(CBS News) Labor Day is the traditional start of the fall presidential campaign, but President Obama was on the attack all weekend in some of the nation's most important swing states.
"The other side is going to spend more money than we've ever seen in our lives with an avalanche of attack ads and insults, and making stuff up, just making stuff up," Mr. Obama told voters in Colorado.
That was the same line of attack his senior aides hammered home on the Sunday political talk shows, using the "L" word to describe the Romney campaign, and specifically its message on Medicare and welfare reform.
"Their campaign is built on a tripod of lies," Obama's senior campaign adviser David Plouffe said over the weekend, while Stephanie Cutter, his deputy campaign manager, told CBS News' "Face the Nation" that the Republican National Convention left the impression that "they really think lying is a virtue."

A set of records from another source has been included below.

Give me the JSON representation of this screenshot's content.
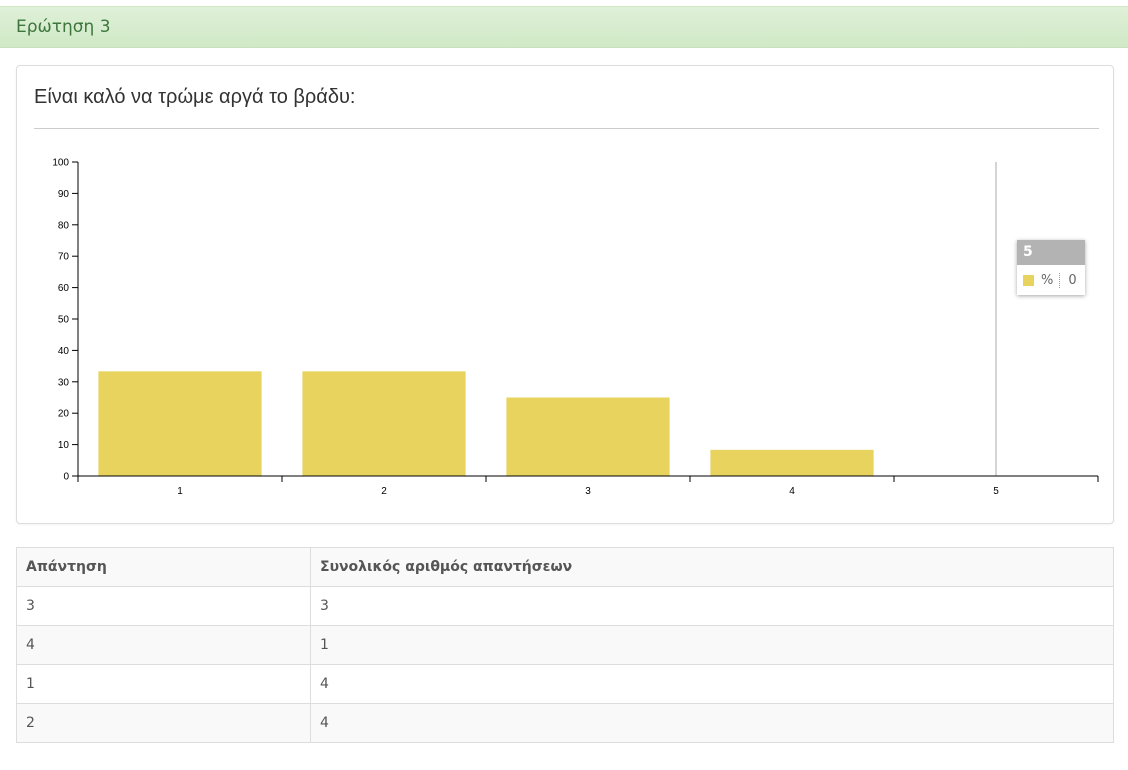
{
  "panel": {
    "heading": "Ερώτηση 3"
  },
  "question": {
    "title": "Είναι καλό να τρώμε αργά το βράδυ:"
  },
  "chart_data": {
    "type": "bar",
    "categories": [
      "1",
      "2",
      "3",
      "4",
      "5"
    ],
    "series": [
      {
        "name": "%",
        "values": [
          33.33,
          33.33,
          25,
          8.33,
          0
        ],
        "color": "#e8d35e"
      }
    ],
    "ylim": [
      0,
      100
    ],
    "yticks": [
      0,
      10,
      20,
      30,
      40,
      50,
      60,
      70,
      80,
      90,
      100
    ],
    "title": "",
    "xlabel": "",
    "ylabel": "",
    "grid": false,
    "legend": "none",
    "hover": {
      "category": "5",
      "series": "%",
      "value": "0"
    }
  },
  "tooltip": {
    "header": "5",
    "series": "%",
    "value": "0",
    "color": "#e8d35e"
  },
  "table": {
    "headers": [
      "Απάντηση",
      "Συνολικός αριθμός απαντήσεων"
    ],
    "rows": [
      [
        "3",
        "3"
      ],
      [
        "4",
        "1"
      ],
      [
        "1",
        "4"
      ],
      [
        "2",
        "4"
      ]
    ]
  }
}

The president's advisers were on the defensive, however, about one key question for any re-election campaign. When asked if Americans are better off today than they were four years ago, Plouffe said: "They did a good job of reciting all the statistics that everyone is familiar with. I think everybody understands we were this close to a great depression and because of the leadership of the president we staved that off."
Asked the same question by CBS News' Bob Schieffer, Maryland's Democratic Gov. Martin O'Malley said, "No, but that's not the question of this election."
Romney was on the trail this weekend with a message of disappointment in President Obama, couched more in sorrow than in anger. He said on Saturday, "We've seen these last four years a lot of disappointment, a lot of families having a hard time."
The perceived lack of enthusiasm was something the president tried to address Sunday in the college town of Boulder, Colo., speaking to students a little raw that their football team lost to a rival Colorado team earlier in the weekend. Mr. Obama said, "I know the Rocky Mountain showdown didn't go down the way you wanted. We're going to give you a chance to get even!"
The president proposed what he called a "Rocky Mountain Rumble" to the students of the University of Colorado to see which school can register more voters, the University of Colorado, or Colorado State.
Watch Bill Plante's full report in the video above.